PROBLEM TO WORK ON:
Filter this data down to the lines that hold "Confirmación", and copy them.

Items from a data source

--- --- ---

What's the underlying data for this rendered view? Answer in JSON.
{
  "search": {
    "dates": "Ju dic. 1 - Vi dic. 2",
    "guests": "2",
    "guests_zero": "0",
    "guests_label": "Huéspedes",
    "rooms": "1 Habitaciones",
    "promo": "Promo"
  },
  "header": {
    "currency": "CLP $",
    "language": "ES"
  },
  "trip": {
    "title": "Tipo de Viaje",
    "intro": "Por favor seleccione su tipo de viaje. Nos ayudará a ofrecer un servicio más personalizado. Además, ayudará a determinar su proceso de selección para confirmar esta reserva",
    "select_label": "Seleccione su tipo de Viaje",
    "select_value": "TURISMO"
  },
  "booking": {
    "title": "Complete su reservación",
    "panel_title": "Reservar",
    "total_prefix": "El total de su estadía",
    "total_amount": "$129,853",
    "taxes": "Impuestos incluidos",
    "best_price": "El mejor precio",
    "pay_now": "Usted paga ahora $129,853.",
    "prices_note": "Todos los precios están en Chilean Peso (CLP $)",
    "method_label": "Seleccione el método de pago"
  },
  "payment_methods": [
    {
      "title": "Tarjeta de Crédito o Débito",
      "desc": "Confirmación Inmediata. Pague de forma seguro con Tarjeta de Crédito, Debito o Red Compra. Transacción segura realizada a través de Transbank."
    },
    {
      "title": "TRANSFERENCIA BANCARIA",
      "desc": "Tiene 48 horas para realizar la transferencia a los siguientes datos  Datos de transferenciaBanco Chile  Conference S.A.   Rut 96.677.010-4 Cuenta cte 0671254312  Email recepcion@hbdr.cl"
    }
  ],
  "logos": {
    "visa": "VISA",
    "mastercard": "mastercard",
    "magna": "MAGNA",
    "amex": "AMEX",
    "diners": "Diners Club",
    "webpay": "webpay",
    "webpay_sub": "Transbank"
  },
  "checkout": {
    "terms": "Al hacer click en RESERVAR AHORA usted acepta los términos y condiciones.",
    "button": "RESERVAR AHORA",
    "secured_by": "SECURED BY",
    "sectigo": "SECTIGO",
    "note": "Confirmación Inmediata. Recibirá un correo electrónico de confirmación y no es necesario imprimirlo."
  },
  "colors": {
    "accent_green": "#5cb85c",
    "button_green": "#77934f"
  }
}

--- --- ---

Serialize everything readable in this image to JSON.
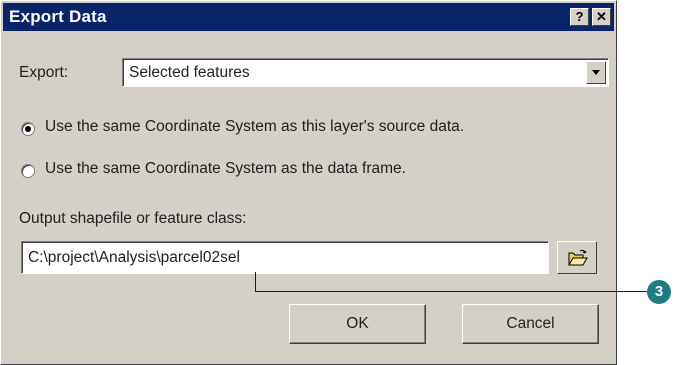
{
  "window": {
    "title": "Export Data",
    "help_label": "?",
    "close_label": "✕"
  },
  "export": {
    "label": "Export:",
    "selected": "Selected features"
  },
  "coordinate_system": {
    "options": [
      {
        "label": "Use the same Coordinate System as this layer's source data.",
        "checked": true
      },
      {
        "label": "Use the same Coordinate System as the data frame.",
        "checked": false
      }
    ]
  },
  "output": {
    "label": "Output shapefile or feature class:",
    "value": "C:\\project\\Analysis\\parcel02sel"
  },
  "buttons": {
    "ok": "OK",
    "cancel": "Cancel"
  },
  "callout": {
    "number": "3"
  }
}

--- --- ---

SOLVED PROBLEM:
      "desc": "Confirmación Inmediata. Pague de forma seguro con Tarjeta de Crédito, Debito o Red Compra. Transacción segura realizada a través de Transbank."
    "note": "Confirmación Inmediata. Recibirá un correo electrónico de confirmación y no es necesario imprimirlo."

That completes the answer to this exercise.